- McWay Falls is a scenic waterfall located in the Julia Pfeiffer Burns State Park, in the state of California’s Big Sur coastal region, in the United States.
- Unless the tide is in, the water of McWay Falls drops directly onto a beach cove, that sits at the edge of the North Pacific Ocean.
- The height of McWay Falls reaches 24.4 metres (80 feet), while a 1 kilometre (o.6 mile) long walking track enables visitors to reach the top of the falls.
- Near McWay Falls are the ruins of a cottage built by Lathrop Brown and his wife around the 1920s, then owners of the land, and it was demolished in 1965.
- Fauna such as gulls and other birds populate the land around McWay Falls; while seals, sea lions, whales and sea otters are sometimes found in the surrounding ocean.
McWay Falls and the Surrounding Cove
Image courtesy of April/Flickr
- The McWay Falls site was first officially owned by Christopher McWay in the 1870s, whom the falls are named after, and the land was originally used as a ranch.
- The cove that McWay Falls drops into is relatively inaccessible on foot, due to the hazardous steep rock descent that would be required, and access down the cliff is prohibited.
- In 1983, a large landslide slid into the ocean below McWay Falls to form a beach, and consequently it caused the waterfall to no longer fall directly into the ocean.
- The land of McWay Falls was donated to the government in 1961 by the Brown family, and the site was designated a park reserve.

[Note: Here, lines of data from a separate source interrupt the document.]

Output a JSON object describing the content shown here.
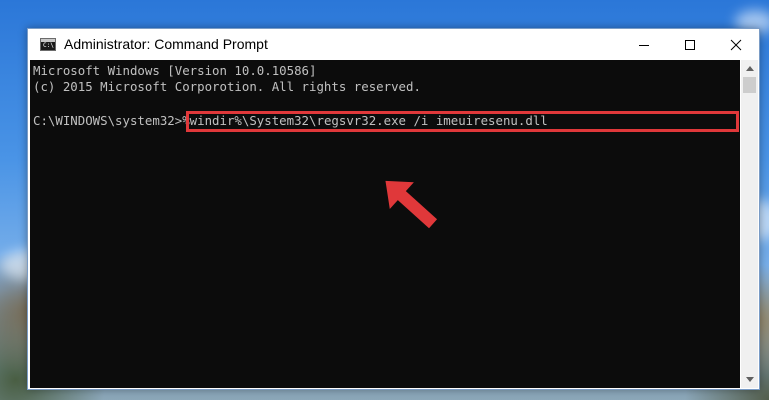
{
  "window": {
    "title": "Administrator: Command Prompt",
    "icon": "cmd-icon",
    "icon_text": "C:\\"
  },
  "controls": {
    "minimize": "minimize-icon",
    "maximize": "maximize-icon",
    "close": "close-icon"
  },
  "console": {
    "lines": [
      "Microsoft Windows [Version 10.0.10586]",
      "(c) 2015 Microsoft Corporotion. All rights reserved."
    ],
    "prompt": "C:\\WINDOWS\\system32>",
    "command": "%windir%\\System32\\regsvr32.exe /i imeuiresenu.dll"
  },
  "annotation": {
    "highlight_color": "#e0383a",
    "arrow_color": "#e0383a"
  },
  "colors": {
    "console_bg": "#0c0c0c",
    "console_text": "#c0c0c0"
  }
}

- McWay Falls is active through all seasons and is a popular site for photographers, particularly due to its picturesque sunset.